How to Write an Essay: Guidelines

Every student faces difficulties with essay writing as it is one of the most complicated tasks. A step by step guide written by a top essay writer provides you with the tips and tricks to get you a  good grade. So just follow these steps to succeed.

Planning Your Essay

Read the essay question carefully and make sure you know what is being asked of you.  Many essay questions contain words like ‘discuss’ ‘describe’ ‘evaluate’.  Don’t overlook those words.

When you’re happy you know what is being asked of you, start planning:

  1. Identify the focus of the assignment.  What key debates or conflicts of opinion are your tutors looking for you to discuss?

  2. What evidence do you already have?  Look at course notes, books, lecture notes, assignment guidance.

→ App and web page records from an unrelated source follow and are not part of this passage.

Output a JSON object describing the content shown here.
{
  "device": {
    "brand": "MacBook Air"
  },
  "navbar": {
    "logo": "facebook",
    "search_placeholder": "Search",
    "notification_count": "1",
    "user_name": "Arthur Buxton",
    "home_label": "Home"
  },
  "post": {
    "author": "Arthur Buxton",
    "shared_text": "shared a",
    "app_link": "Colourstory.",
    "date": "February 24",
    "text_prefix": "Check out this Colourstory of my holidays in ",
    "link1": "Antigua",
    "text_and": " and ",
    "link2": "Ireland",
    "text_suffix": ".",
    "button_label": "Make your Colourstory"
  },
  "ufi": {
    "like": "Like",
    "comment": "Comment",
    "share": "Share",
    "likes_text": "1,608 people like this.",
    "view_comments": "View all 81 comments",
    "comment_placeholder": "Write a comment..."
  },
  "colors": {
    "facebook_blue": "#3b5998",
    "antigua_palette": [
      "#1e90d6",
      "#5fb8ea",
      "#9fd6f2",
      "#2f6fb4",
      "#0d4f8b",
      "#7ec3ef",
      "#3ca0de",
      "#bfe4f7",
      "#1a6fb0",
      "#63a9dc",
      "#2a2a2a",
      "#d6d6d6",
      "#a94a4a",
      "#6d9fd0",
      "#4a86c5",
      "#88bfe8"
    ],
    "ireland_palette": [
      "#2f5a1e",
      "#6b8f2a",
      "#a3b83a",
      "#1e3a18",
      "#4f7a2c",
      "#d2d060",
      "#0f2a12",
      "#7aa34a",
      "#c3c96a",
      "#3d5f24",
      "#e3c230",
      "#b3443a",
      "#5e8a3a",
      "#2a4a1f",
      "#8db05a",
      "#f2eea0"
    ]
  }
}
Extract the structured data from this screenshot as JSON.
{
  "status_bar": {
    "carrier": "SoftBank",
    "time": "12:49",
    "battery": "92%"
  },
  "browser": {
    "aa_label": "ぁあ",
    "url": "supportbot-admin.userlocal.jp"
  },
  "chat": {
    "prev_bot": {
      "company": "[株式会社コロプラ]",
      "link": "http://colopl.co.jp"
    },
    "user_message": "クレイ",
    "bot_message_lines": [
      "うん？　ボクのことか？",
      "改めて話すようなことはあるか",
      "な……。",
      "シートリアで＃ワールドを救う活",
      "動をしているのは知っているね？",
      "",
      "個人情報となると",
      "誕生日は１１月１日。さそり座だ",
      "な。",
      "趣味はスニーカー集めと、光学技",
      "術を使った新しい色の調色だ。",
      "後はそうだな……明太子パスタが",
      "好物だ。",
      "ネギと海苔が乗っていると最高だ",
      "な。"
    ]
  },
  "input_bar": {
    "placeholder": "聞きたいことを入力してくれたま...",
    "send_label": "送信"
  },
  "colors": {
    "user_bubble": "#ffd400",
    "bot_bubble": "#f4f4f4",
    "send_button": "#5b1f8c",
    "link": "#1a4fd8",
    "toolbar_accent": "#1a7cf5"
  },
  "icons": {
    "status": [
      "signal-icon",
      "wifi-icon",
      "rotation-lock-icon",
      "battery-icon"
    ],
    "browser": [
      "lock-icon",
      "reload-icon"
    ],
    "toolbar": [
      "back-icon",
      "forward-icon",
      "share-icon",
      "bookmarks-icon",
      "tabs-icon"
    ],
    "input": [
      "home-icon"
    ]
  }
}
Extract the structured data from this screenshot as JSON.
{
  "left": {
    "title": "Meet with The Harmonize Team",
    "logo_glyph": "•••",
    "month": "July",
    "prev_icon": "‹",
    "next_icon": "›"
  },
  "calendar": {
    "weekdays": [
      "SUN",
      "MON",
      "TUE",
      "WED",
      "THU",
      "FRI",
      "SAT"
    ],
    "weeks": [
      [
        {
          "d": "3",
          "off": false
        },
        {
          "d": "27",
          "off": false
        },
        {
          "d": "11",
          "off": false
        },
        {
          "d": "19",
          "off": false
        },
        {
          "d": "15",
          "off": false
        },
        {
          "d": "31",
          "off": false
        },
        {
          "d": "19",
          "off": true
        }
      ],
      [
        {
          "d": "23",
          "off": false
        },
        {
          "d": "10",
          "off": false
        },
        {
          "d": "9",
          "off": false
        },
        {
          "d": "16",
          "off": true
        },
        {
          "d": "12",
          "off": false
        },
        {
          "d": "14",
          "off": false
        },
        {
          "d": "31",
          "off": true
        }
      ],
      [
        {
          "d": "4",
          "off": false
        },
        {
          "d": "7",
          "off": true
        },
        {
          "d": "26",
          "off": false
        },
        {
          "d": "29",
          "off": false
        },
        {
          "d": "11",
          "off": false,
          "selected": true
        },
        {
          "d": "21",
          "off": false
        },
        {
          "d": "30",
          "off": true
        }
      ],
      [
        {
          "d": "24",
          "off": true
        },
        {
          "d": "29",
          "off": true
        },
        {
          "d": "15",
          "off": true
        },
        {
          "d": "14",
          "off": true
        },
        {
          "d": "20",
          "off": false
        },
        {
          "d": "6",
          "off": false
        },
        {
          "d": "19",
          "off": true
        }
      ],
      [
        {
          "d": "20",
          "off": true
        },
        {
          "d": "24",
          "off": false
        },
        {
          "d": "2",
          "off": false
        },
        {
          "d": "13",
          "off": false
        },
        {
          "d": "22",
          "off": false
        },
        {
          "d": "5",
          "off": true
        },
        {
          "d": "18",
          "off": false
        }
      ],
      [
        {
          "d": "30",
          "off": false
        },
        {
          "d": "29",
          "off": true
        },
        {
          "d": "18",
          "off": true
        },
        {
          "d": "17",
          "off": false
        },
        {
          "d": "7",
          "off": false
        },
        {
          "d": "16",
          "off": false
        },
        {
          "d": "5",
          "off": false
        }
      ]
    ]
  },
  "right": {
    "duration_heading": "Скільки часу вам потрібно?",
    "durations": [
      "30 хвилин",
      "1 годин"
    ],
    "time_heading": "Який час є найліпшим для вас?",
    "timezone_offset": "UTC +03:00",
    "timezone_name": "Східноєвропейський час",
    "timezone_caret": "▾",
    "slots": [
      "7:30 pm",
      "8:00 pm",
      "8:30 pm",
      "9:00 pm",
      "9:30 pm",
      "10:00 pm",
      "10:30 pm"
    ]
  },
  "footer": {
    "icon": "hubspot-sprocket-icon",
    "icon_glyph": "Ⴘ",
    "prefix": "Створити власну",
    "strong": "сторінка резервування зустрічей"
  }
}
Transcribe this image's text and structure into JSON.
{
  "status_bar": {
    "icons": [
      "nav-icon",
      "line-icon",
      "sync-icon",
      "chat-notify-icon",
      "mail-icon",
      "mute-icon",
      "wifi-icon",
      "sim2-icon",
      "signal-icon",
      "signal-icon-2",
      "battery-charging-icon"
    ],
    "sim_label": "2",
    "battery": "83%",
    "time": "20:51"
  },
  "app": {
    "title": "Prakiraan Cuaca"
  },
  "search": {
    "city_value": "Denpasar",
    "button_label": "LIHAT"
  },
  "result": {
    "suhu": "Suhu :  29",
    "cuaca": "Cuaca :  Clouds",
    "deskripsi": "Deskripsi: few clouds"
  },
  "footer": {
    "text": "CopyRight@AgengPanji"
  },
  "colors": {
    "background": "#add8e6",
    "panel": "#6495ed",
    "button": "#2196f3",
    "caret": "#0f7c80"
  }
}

  3. Identify your own point of view.  Where do you stand on the issue? You may find these changes as you write your essay!

  4. Consider how you’ll persuade other people of your point of view.  What key evidence (facts, figures, case studies, examples, other respected peoples’ opinions etc) will you present?

  5. How would someone prove you wrong? Find weaknesses in your arguments.  Either try and plug them or acknowledge them (and contrast with other positions).

You put the essay theme in the centre, and then draw branches off with the main issues and ideas.  This helps you organise your thoughts.  When you’ve got all your ideas on paper, it’s time to start slotting them into your essay structure.  You can do this on your computer (which means you can print, edit and share the mind map) using software for which there is a free version.

Essay Structure: Overview

Most essays follow the same basic structure:

  • Introduction

  • Body

  • Conclusion

The introduction sets the scene, putting the essay question in context and explaining any necessary background information the reader needs.  It may set out what the essay hopes to achieve.

The body is usually broken into several paragraphs, each dealing with an issue raised by the essay question.

The conclusion brings together what has been discussed and answers the question.

There are more help guides here for you about the essay’s introduction, body and conclusion.

Creating a Draft

Start to slot your issues and ideas into the essay structure.  At this stage, don’t worry about everything you write fitting together and making sense.

Fill them out to form paragraphs.  Stick to one idea per paragraph so the essay is easy to follow.  Don’t forget to keep notes of where you found any supporting material as you’ll need this for when you come to add in references later.

By this time, you’ve probably got some idea of what your conclusion will be.  Have a go at drafting it up.  Be very careful not to include ideas and thoughts in the conclusion that haven’t already been explained (and for this reason, you won’t need to include any references there either).

Few students write their essays in the introduction – body – conclusion order.  Many students like to write their introduction last as it’s easier then to set out what the essay will cover.

Polishing Your Essay

Part of the process of essay writing is going over what you’ve written and editing it.  Aim for the following:

  • Avoid sweeping statements that have no evidence.

  • Cut out anything unnecessary – waffley statements that have no real value, for example.

  • Make sure you support any statements by referencing them to good quality, reliable sources such as books and journals.

  • Make sure you actually answer the question – you must actually spell out your answer, not assume that the reader will understand your point of view from reading the essay.

  • Read your essay out loud when you’re done, and have someone else read it through for you, to ensure there are no mistakes and everything makes sense.

Achieving the Really High Grades

To achieve a really high grade for your essay you need to do some or all of these things:

  • Avoid obvious content.

  • Take the less usual side of the argument.

  • Back up your arguments with high quality sources, concrete examples, facts and figures.

  • Show evidence of original thinking beyond what the text book and most popular sources say.

  • Be critical – this means looking at the pros and cons of your arguments, contrasting different standpoints, evaluating the value of other peoples’ opinions and so on.

  • Make sure your presentation is immaculate – spelling, grammar, referencing, spacing, fonts and titles.